HOW TO PROCESS SPROUTED WHEAT BERRIES FOR BAKING: Blend the wheat berries with an S-shape blade until the dough forms a clump. You may have to chill the blender for a minute or two periodically if it requires a short pulse due to overheating. *IMPORTANT* The wheat berries need to be completely pulverized into a dough-like paste, otherwise they will leave crunchy “bits” in your cake. It is better to use a smaller blender or food processor than a larger one, or the wheat berries will escape from the blades by sticking to the sides. Adding the liquid ingredients to half-processed wheat berries won’t help, either. They must be completely blended to a dough-like consistency before adding the other ingredients. If you don’t have an S blade, you can add the wheat berries in portions to a regular blender to make sure there are no “bits” left.

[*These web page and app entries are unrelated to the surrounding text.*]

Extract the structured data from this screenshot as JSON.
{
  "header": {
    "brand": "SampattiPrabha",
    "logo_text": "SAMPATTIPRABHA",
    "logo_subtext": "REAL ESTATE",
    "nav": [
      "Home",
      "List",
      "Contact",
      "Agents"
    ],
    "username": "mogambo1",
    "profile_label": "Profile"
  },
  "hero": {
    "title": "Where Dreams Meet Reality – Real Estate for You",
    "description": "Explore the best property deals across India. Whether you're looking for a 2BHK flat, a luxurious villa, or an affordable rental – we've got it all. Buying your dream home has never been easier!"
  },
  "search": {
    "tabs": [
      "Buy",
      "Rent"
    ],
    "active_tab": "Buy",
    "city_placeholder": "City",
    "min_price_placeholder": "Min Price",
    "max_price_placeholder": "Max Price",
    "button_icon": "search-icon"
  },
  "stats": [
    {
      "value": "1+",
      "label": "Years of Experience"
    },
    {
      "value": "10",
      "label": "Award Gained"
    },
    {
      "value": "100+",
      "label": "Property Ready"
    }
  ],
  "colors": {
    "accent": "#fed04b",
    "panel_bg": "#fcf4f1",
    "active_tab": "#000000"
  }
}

HOW TO SPROUT RICE & LEGUMES (Lentils and Beans)
Legumes are sprouted in a similar manner to grains; they take longer to sprout (lentils will sprout in 2-3 days, beans in 3-4 days or more) and since they are larger, they require more space and increased drainage/ventilation. Using a sink-width metal-mesh colander ($5 at ALDI) makes sprouting an entire bag of dry legumes much easier. You can freeze sprouted lentils to add to soups and other cooked dishes at a later date; sprouted rice can be frozen and simmered in chicken stock later; sprouted beans need to be cooked but should take less time to do so than un-sprouted beans. Do not try to sprout legumes that have been split or hulled/skinned; only whole legumes will generate sprouts.
- Rinse, sort, and soak one to two bags (up to 2lbs) of rice or dry legumes; for lentils, soak 12 hours; for beans, soak 24 hours. (For more detailed instructions, check out the STEP FOUR Transformation Tuesdays post).
- Rinse and spread the beans across a colander placed over a baking dish (to catch the drips); make sure to stack the legumes so they don’t all gather at the bottom. This way the air can flow freely between the legumes and you won’t have to worry about mold or mildew.
- Rinse the legumes in the colander every twelve hours and empty the baking dish whenever water accumulates (I usually do it a few minutes after rinsing, so every 12 hours or so). Make sure the legumes aren’t sitting in water.
- Process the legumes once the sprouts have reached 1/4″ in length; lentils and rice do not need to be cooked and can be stored in 1 cup portions in sandwich bags in a freezer bag in the freezer; sprouted beans can be cooked in a slow cooker in water or chicken broth in about 6-8 hours (or less). (For more detailed cooking instructions, check out the STEP FOUR Transformation Tuesdays post).
Have any sprouting questions or information you’d like to share? Feel free to post your sprouting comments below!